We spent mornings in Double Head, separating into groups of 4 to work in the Standards 4, 5 and 6 classrooms where we provided one-on-one tutoring and individualized instruction while being mindful of our presence (the last thing we wanted was to cause distraction the first week the children were back to school after the holidays!) We ate our lunches on the bus on the way to Flowers Bank where we spent the afternoons reading and playing with the youngest groups of children while repainting and repairing their swing set, picnic table and newly constructed septic toilets out back (they flush now!) With monetary donations, we donated $200 of school supplies and sporting equipment, bought the Flowers Bank site a new water Rotoplas they needed for their canteen and we tiled the unfinished floors of the canteen at Double Head (the dust had been an issue with the preparation of lunch for the children).

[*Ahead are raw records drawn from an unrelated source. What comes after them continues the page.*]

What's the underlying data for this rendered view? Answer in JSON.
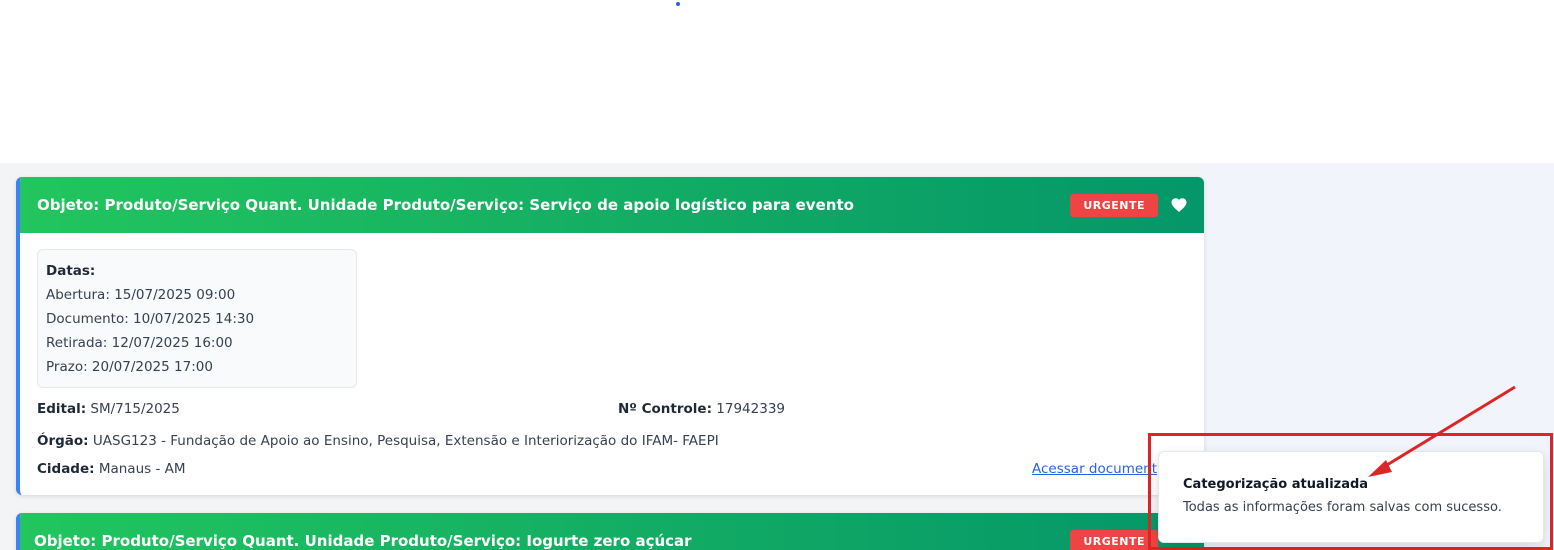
{
  "colors": {
    "accent": "#2563eb",
    "header_start": "#22c55e",
    "header_end": "#059669",
    "urgent": "#ef4444",
    "highlight": "#dc2626"
  },
  "cards": [
    {
      "title": "Objeto: Produto/Serviço Quant. Unidade Produto/Serviço: Serviço de apoio logístico para evento",
      "badge": "URGENTE",
      "favorite_icon": "heart-icon",
      "dates_heading": "Datas:",
      "dates": [
        {
          "label": "Abertura:",
          "value": "15/07/2025 09:00"
        },
        {
          "label": "Documento:",
          "value": "10/07/2025 14:30"
        },
        {
          "label": "Retirada:",
          "value": "12/07/2025 16:00"
        },
        {
          "label": "Prazo:",
          "value": "20/07/2025 17:00"
        }
      ],
      "edital_label": "Edital:",
      "edital_value": "SM/715/2025",
      "controle_label": "Nº Controle:",
      "controle_value": "17942339",
      "orgao_label": "Órgão:",
      "orgao_value": "UASG123 - Fundação de Apoio ao Ensino, Pesquisa, Extensão e Interiorização do IFAM- FAEPI",
      "cidade_label": "Cidade:",
      "cidade_value": "Manaus - AM",
      "link": "Acessar document"
    },
    {
      "title": "Objeto: Produto/Serviço Quant. Unidade Produto/Serviço: Iogurte zero açúcar",
      "badge": "URGENTE"
    }
  ],
  "toast": {
    "title": "Categorização atualizada",
    "message": "Todas as informações foram salvas com sucesso."
  }
}
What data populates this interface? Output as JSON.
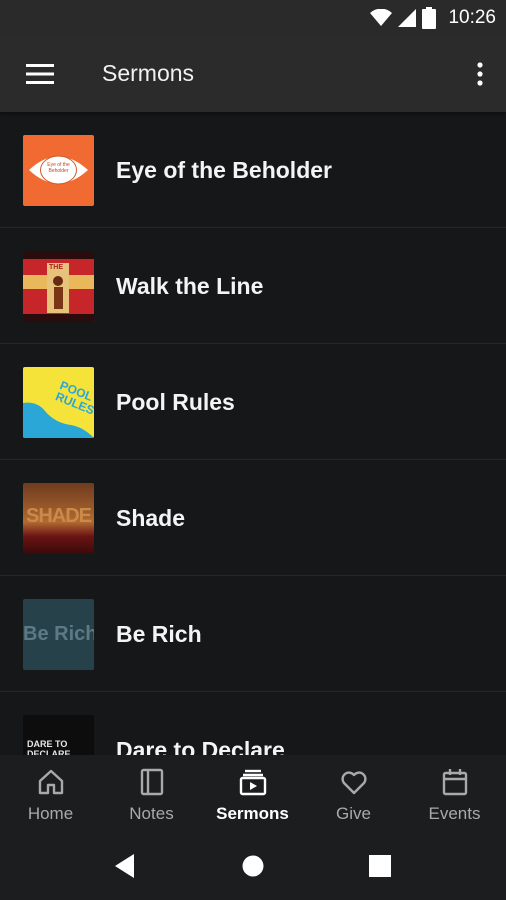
{
  "status_bar": {
    "time": "10:26"
  },
  "app_bar": {
    "title": "Sermons"
  },
  "sermons": [
    {
      "title": "Eye of the Beholder",
      "thumb_text": "Eye of the Beholder"
    },
    {
      "title": "Walk the Line",
      "thumb_text": "THE"
    },
    {
      "title": "Pool Rules",
      "thumb_text": "POOL RULES"
    },
    {
      "title": "Shade",
      "thumb_text": "SHADE"
    },
    {
      "title": "Be Rich",
      "thumb_text": "Be Rich"
    },
    {
      "title": "Dare to Declare",
      "thumb_text": "DARE TO DECLARE"
    }
  ],
  "bottom_nav": [
    {
      "label": "Home",
      "icon": "home-icon"
    },
    {
      "label": "Notes",
      "icon": "notes-icon"
    },
    {
      "label": "Sermons",
      "icon": "sermons-icon",
      "active": true
    },
    {
      "label": "Give",
      "icon": "heart-icon"
    },
    {
      "label": "Events",
      "icon": "calendar-icon"
    }
  ],
  "colors": {
    "background": "#161718",
    "app_bar": "#2b2b2c",
    "nav_active": "#ffffff",
    "nav_inactive": "#a9a9a9"
  }
}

The week flew by and before we knew it, it was Friday and we were graced with the company of Mrs. Marilyn at dinner at the Howler Monkey Lodge.
We spent Saturday in an area right outside of Belmopan at the Actun Tunicil Muknal Cave (ATM cave for short). We had a 45 minute hike through the jungle (which included 3 river crossings!) and then spent 3 hours in the cave, complete with helmet and headlamps. The guides broke us into 2 groups of 7 and during our time in the black darkness of the cave we swam through water 10 feet deep, climbed over jagged rock structures, squeezed through the most narrow of underwater rock formations and padded through the upper chambers in our socks, stepping within inches of broken Mayan pottery and skeletal remains of sacrificial rituals. It was like something out of an Indiana Jones movie - definitely one of the coolest things I have ever done in my life (I think the team would agree!)
We had hoped to canoe down the Belize River on Sunday, but unfortunately, the on-again off-again downpours prevented us from doing so…Instead, we had an epic soccer game with Josef and Jusef out on the field across from the Community Baboon Sanctuary and had dinner with the Peace Corps volunteer from the sanctuary (coincidentally her name was Shannon and she had gotten her Masters in Public Policy just 2 years before at William and Mary - what a small world!) The team thoroughly enjoyed picking her brain about her experience in the Peace Corps and her 2 years in Belize.
Lauren and I are so very proud and excited to announce that the leaders for next year’s team will be: Meredith Dost (‘13), Ashby Gaines (‘13) and Christina Phang (‘14). By spring break at the beginning of March, they will have chosen 5 new team members to fill the spots left by our 4 graduating seniors in order to round the team out to a full 15 once again. We can’t wait to see the direction the team takes under your leadership in the next year!